**PROBLEM TO SOLVE:** Every line of the records below that holds the word "icon" belongs in the answer.

[[ RECORDS PROVIDED open ]]

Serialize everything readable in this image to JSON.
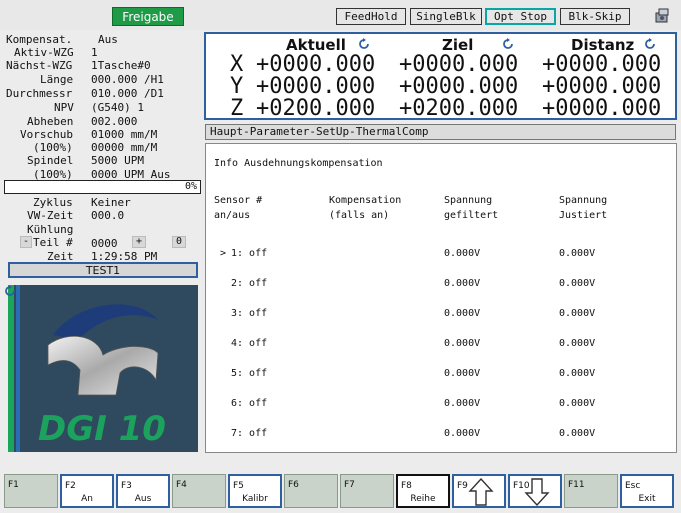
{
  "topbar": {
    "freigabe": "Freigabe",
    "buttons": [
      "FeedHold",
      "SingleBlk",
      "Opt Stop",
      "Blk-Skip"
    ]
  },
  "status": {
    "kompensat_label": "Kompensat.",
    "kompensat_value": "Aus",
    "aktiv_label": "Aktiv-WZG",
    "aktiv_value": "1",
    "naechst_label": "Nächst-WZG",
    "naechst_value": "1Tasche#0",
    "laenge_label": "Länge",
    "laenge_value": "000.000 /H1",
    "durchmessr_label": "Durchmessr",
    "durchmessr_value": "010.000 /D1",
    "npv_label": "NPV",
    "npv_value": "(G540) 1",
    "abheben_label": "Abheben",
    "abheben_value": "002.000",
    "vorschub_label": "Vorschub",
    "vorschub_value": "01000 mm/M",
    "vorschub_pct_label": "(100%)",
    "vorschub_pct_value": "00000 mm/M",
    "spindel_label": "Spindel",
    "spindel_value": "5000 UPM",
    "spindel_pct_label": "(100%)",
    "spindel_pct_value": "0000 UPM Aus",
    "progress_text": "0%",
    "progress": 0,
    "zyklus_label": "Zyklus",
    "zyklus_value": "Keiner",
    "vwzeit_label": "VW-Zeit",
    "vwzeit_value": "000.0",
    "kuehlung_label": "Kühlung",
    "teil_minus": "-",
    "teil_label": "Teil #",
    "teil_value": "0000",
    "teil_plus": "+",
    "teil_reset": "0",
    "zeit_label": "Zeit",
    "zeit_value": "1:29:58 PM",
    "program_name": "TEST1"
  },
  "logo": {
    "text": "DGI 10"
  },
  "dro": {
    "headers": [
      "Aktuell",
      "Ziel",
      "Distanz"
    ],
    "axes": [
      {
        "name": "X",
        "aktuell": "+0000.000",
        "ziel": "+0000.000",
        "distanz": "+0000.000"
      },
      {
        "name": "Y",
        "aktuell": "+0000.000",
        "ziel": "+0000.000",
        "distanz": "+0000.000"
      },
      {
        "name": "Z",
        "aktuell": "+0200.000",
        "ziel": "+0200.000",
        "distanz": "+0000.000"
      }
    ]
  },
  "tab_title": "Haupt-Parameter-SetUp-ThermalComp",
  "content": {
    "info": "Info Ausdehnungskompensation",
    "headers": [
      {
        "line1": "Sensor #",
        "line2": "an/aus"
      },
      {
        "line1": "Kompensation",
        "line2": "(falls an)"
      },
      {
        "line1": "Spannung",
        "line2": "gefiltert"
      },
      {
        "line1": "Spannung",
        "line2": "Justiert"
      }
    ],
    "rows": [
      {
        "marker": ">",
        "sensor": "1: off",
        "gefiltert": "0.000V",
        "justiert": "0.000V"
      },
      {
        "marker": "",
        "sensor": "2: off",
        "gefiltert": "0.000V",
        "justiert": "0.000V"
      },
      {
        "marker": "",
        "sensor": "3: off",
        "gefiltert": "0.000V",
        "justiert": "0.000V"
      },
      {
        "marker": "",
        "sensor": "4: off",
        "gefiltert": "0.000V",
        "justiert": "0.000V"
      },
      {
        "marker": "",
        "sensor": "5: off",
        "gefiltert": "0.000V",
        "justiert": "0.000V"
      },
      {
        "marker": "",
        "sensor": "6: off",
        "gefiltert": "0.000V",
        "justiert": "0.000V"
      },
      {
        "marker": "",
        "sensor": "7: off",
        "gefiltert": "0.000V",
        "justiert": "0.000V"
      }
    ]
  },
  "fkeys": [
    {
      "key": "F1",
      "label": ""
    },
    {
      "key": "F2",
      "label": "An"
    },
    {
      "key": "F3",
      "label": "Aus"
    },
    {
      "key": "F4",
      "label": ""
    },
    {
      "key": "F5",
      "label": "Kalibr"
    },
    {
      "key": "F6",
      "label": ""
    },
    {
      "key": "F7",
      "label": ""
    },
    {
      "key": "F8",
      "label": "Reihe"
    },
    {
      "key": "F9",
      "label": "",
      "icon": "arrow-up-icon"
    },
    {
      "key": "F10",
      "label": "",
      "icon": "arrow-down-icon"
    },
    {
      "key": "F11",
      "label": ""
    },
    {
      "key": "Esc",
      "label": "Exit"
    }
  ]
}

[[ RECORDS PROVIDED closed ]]

**ANSWER TO THIS PROBLEM:**
      "icon": "arrow-up-icon"
      "icon": "arrow-down-icon"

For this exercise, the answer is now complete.